_EXERCISE BRIEF:_ Give the data a second time, exactly and in full.

↓↓↓

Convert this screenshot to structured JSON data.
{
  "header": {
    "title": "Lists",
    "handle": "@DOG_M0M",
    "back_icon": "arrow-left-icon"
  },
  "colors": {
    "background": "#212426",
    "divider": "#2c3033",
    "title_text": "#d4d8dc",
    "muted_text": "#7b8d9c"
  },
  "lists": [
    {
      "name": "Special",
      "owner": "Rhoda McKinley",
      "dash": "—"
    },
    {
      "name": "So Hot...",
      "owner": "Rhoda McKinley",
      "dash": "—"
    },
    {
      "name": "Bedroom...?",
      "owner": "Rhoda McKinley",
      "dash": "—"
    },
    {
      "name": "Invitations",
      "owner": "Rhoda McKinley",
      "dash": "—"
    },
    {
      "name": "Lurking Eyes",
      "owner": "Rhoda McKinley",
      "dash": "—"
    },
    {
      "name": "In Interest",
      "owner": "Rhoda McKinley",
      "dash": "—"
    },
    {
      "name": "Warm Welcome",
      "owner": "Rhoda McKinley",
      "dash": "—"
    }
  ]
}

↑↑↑

_EXPECTED OUTPUT:_
Convert this screenshot to structured JSON data.
{
  "header": {
    "title": "Lists",
    "handle": "@DOG_M0M",
    "back_icon": "arrow-left-icon"
  },
  "colors": {
    "background": "#212426",
    "divider": "#2c3033",
    "title_text": "#d4d8dc",
    "muted_text": "#7b8d9c"
  },
  "lists": [
    {
      "name": "Special",
      "owner": "Rhoda McKinley",
      "dash": "—"
    },
    {
      "name": "So Hot...",
      "owner": "Rhoda McKinley",
      "dash": "—"
    },
    {
      "name": "Bedroom...?",
      "owner": "Rhoda McKinley",
      "dash": "—"
    },
    {
      "name": "Invitations",
      "owner": "Rhoda McKinley",
      "dash": "—"
    },
    {
      "name": "Lurking Eyes",
      "owner": "Rhoda McKinley",
      "dash": "—"
    },
    {
      "name": "In Interest",
      "owner": "Rhoda McKinley",
      "dash": "—"
    },
    {
      "name": "Warm Welcome",
      "owner": "Rhoda McKinley",
      "dash": "—"
    }
  ]
}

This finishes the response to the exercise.